Creating Your Own Line Art
One of the most freeing things about line art is that there is no “right way” to do it. The artist can use pens, pencils, brushes, wooden blocks, metal slabs, computers, spray paint or digital surfaces to create their work. The key to creating great line art, though, is to define what matters to you before you get started.
A Free Form Approach
Are you someone who uses art as an outlet? If so, it may make sense to throw preparation to the wind and get down to sketching and crafting whatever comes to you in the moment.
Find an inspiring location where you can work undisturbed for a long period of time, get your materials together, and surrender yourself to emotion as you enjoy expressing yourself.
A Structured Approach
If you are someone who prefers to follow a process when creating your art, take your time to determine how you want to develop any new piece of work.
Do you want to be lighthearted? Soft, sweeping lines can help you achieve that. Or are you going for something more solemn and serious? Thick, tightly notched lines can evoke that feeling instead. If you are intentional about the subject or object that you’re drawing, and the emotion you plan to evoke, line art can help you achieve your artistic vision.
Regardless of your skill level, line drawing can make for a fun and creative endeavor. Here are some exercises to put your creativity and line-drawing skills to the test.
Exercise #1: The One-Liner
This popular line art exercise is one that requires the artist to draw using one, continuous line. Unlike traditional sketching where you lift your drawing utensil off the page after each stroke, you keep your pen on the paper for set amount of time and see what you can create.
What you need:
What you do:
Set a timer for 5 minutes
Put your pen to paper and begin to draw
Don’t lift your pen until the timer runs out
Why this is a good exercise:
This exercise challenges you to flex your creativity by working within constraints.

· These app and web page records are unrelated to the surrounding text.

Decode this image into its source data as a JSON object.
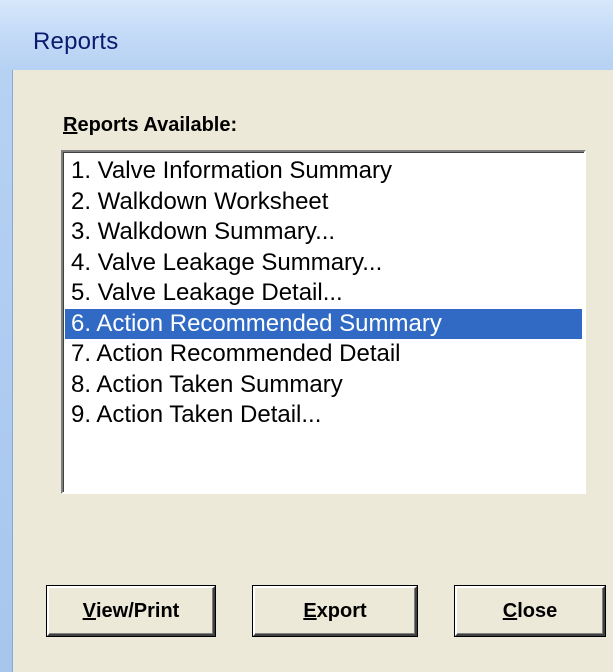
{
  "window": {
    "title": "Reports"
  },
  "group": {
    "label_accel": "R",
    "label_rest": "eports Available:"
  },
  "reports": [
    {
      "label": "1. Valve Information Summary",
      "selected": false
    },
    {
      "label": "2. Walkdown Worksheet",
      "selected": false
    },
    {
      "label": "3. Walkdown Summary...",
      "selected": false
    },
    {
      "label": "4. Valve Leakage Summary...",
      "selected": false
    },
    {
      "label": "5. Valve Leakage Detail...",
      "selected": false
    },
    {
      "label": "6. Action Recommended Summary",
      "selected": true
    },
    {
      "label": "7. Action Recommended Detail",
      "selected": false
    },
    {
      "label": "8. Action Taken Summary",
      "selected": false
    },
    {
      "label": "9. Action Taken Detail...",
      "selected": false
    }
  ],
  "buttons": {
    "view_print": {
      "accel": "V",
      "rest": "iew/Print"
    },
    "export": {
      "accel": "E",
      "rest": "xport"
    },
    "close": {
      "accel": "C",
      "rest": "lose"
    }
  },
  "colors": {
    "selection": "#316ac5",
    "dialog_face": "#ece9d8",
    "title_text": "#0b1a6e"
  }
}
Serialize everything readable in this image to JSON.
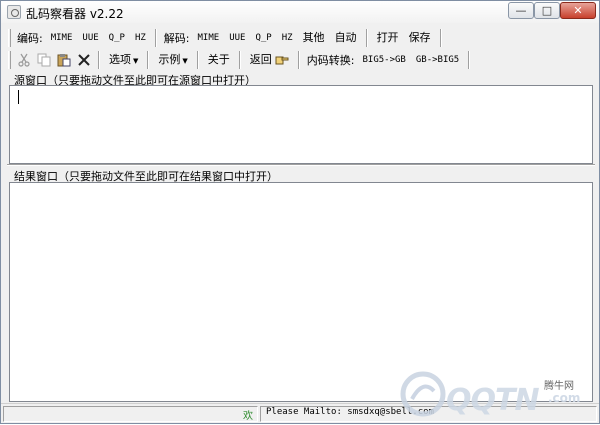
{
  "window": {
    "title": "乱码察看器 v2.22"
  },
  "titlebar_buttons": {
    "minimize": "—",
    "maximize": "□",
    "close": "✕"
  },
  "toolbar1": {
    "encode_label": "编码:",
    "encode_buttons": [
      "MIME",
      "UUE",
      "Q_P",
      "HZ"
    ],
    "decode_label": "解码:",
    "decode_buttons": [
      "MIME",
      "UUE",
      "Q_P",
      "HZ",
      "其他",
      "自动"
    ],
    "open": "打开",
    "save": "保存"
  },
  "toolbar2": {
    "icons": [
      "scissors-icon",
      "copy-icon",
      "paste-icon",
      "delete-icon"
    ],
    "options": "选项",
    "examples": "示例",
    "about": "关于",
    "back": "返回",
    "convert_label": "内码转换:",
    "big5_to_gb": "BIG5->GB",
    "gb_to_big5": "GB->BIG5"
  },
  "source_pane": {
    "label": "源窗口（只要拖动文件至此即可在源窗口中打开）",
    "content": ""
  },
  "result_pane": {
    "label": "结果窗口（只要拖动文件至此即可在结果窗口中打开）",
    "content": ""
  },
  "statusbar": {
    "welcome": "欢",
    "mailto": "Please Mailto: smsdxq@sbell.com"
  },
  "watermark": {
    "text": "QQTN",
    "suffix": ".com",
    "cn": "腾牛网"
  },
  "colors": {
    "accent_close": "#c8402c",
    "welcome_green": "#2e8b2e"
  }
}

You can film the process and enjoy watching the design unfold afterwards.
Exercise #2: Cross-Contours
The word contour comes from the French word for outline. Contour line art is a technique that involves using lines the edges, or contours, of the object that you’re drawing in order to define its shape.

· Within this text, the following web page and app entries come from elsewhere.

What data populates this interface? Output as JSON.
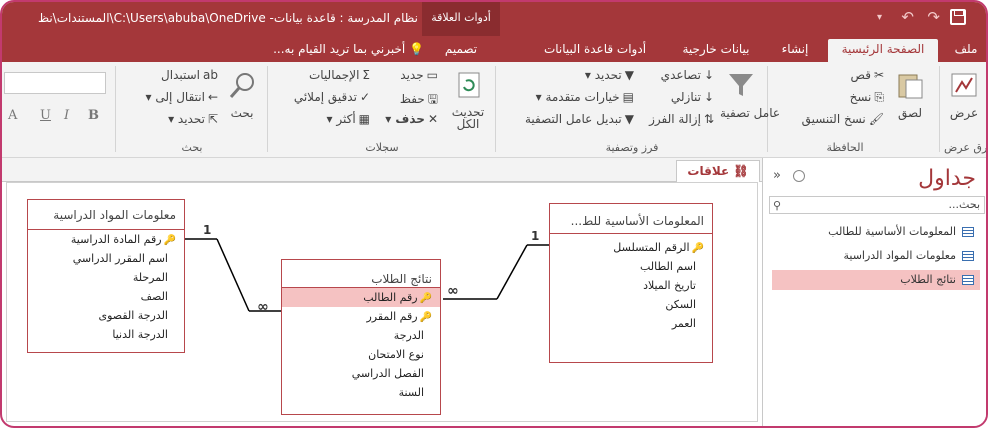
{
  "titlebar": {
    "context_label": "أدوات العلاقة",
    "title": "نظام المدرسة : قاعدة بيانات- C:\\Users\\abuba\\OneDrive\\المستندات\\نظ"
  },
  "tabs": {
    "file": "ملف",
    "home": "الصفحة الرئيسية",
    "create": "إنشاء",
    "external": "بيانات خارجية",
    "db_tools": "أدوات قاعدة البيانات",
    "design": "تصميم",
    "tellme": "أخبرني بما تريد القيام به..."
  },
  "ribbon": {
    "views": {
      "view": "عرض",
      "group": "طرق عرض"
    },
    "clipboard": {
      "paste": "لصق",
      "cut": "قص",
      "copy": "نسخ",
      "format_painter": "نسخ التنسيق",
      "group": "الحافظة"
    },
    "sort_filter": {
      "filter": "عامل تصفية",
      "ascending": "تصاعدي",
      "descending": "تنازلي",
      "remove_sort": "إزالة الفرز",
      "selection": "تحديد",
      "advanced": "خيارات متقدمة",
      "toggle_filter": "تبديل عامل التصفية",
      "group": "فرز وتصفية"
    },
    "records": {
      "refresh": "تحديث الكل",
      "new": "جديد",
      "save": "حفظ",
      "delete": "حذف",
      "totals": "الإجماليات",
      "spelling": "تدقيق إملائي",
      "more": "أكثر",
      "group": "سجلات"
    },
    "find": {
      "find": "بحث",
      "replace": "استبدال",
      "goto": "انتقال إلى",
      "select": "تحديد",
      "group": "بحث"
    },
    "text_format": {
      "bold": "B",
      "italic": "I",
      "underline": "U",
      "A": "A"
    }
  },
  "document": {
    "tab": "علاقات"
  },
  "tables": [
    {
      "title": "معلومات المواد الدراسية",
      "fields": [
        {
          "name": "رقم المادة الدراسية",
          "key": true
        },
        {
          "name": "اسم المقرر الدراسي",
          "key": false
        },
        {
          "name": "المرحلة",
          "key": false
        },
        {
          "name": "الصف",
          "key": false
        },
        {
          "name": "الدرجة القصوى",
          "key": false
        },
        {
          "name": "الدرجة الدنيا",
          "key": false
        }
      ]
    },
    {
      "title": "نتائج الطلاب",
      "fields": [
        {
          "name": "رقم الطالب",
          "key": true
        },
        {
          "name": "رقم المقرر",
          "key": true
        },
        {
          "name": "الدرجة",
          "key": false
        },
        {
          "name": "نوع الامتحان",
          "key": false
        },
        {
          "name": "الفصل الدراسي",
          "key": false
        },
        {
          "name": "السنة",
          "key": false
        }
      ]
    },
    {
      "title": "المعلومات الأساسية للط...",
      "fields": [
        {
          "name": "الرقم المتسلسل",
          "key": true
        },
        {
          "name": "اسم الطالب",
          "key": false
        },
        {
          "name": "تاريخ الميلاد",
          "key": false
        },
        {
          "name": "السكن",
          "key": false
        },
        {
          "name": "العمر",
          "key": false
        }
      ]
    }
  ],
  "relationship_labels": {
    "one": "1",
    "many": "∞"
  },
  "nav": {
    "title": "جداول",
    "search_placeholder": "بحث...",
    "items": [
      "المعلومات الأساسية للطالب",
      "معلومات المواد الدراسية",
      "نتائج الطلاب"
    ]
  },
  "colors": {
    "accent": "#a4373a",
    "selection": "#f5c2c2"
  }
}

What you need:
Image of your subject to reference (or, for experts who are able, just visualize the subject in your mind)

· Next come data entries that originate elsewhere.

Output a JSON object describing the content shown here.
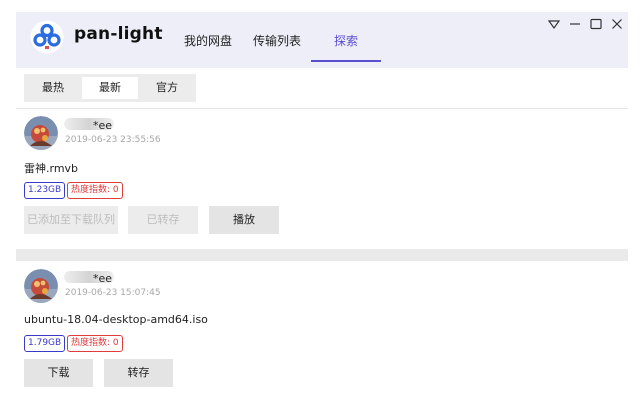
{
  "app": {
    "title": "pan-light"
  },
  "nav": {
    "tabs": [
      {
        "label": "我的网盘",
        "active": false
      },
      {
        "label": "传输列表",
        "active": false
      },
      {
        "label": "探索",
        "active": true
      }
    ],
    "accent_color": "#5a4fcf"
  },
  "window_controls": [
    "dropdown-icon",
    "minimize-icon",
    "maximize-icon",
    "close-icon"
  ],
  "subtabs": [
    {
      "label": "最热",
      "active": false
    },
    {
      "label": "最新",
      "active": true
    },
    {
      "label": "官方",
      "active": false
    }
  ],
  "posts": [
    {
      "username": "*ee",
      "time": "2019-06-23 23:55:56",
      "filename": "雷神.rmvb",
      "size": "1.23GB",
      "hot": "热度指数: 0",
      "buttons": [
        {
          "label": "已添加至下载队列",
          "disabled": true
        },
        {
          "label": "已转存",
          "disabled": true
        },
        {
          "label": "播放",
          "disabled": false
        }
      ]
    },
    {
      "username": "*ee",
      "time": "2019-06-23 15:07:45",
      "filename": "ubuntu-18.04-desktop-amd64.iso",
      "size": "1.79GB",
      "hot": "热度指数: 0",
      "buttons": [
        {
          "label": "下载",
          "disabled": false
        },
        {
          "label": "转存",
          "disabled": false
        }
      ]
    }
  ]
}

What you do:
Look at (or visualize) your subject
Use a series of layered lines to outline your subject. The lines should bend to create depth.
Why this is a good exercise:
This exercise challenges you to use one-dimensional lines to create three dimensional shapes.
Shading, color and capturing small textural details are de-emphasized in in contour line drawing; the point is to define your object with lines alone.
Less is More
Line art is sometimes compared to the best minimalist art because it employs basic elements, in this case lines, to create figures, dynamism, movement, and/or perspective. Although it appears to be uncomplicated, the best line art makes statements, challenges worldviews and provokes its audience. Other times, it helps artists achieve other artistic goals by helping them evolve their creative thinking, manual dexterity and problem-solving skills. Either way, the range of strokes, weight, length, and tools an artist must choose from in order to create their own means that even the “simplest” pieces of line art are the result of a complex and important artistic practice that can take years, or even decades, to master.
Want to learn more about line art? Skillshare has thousands of creative classes on line art, illustration, doodling and more.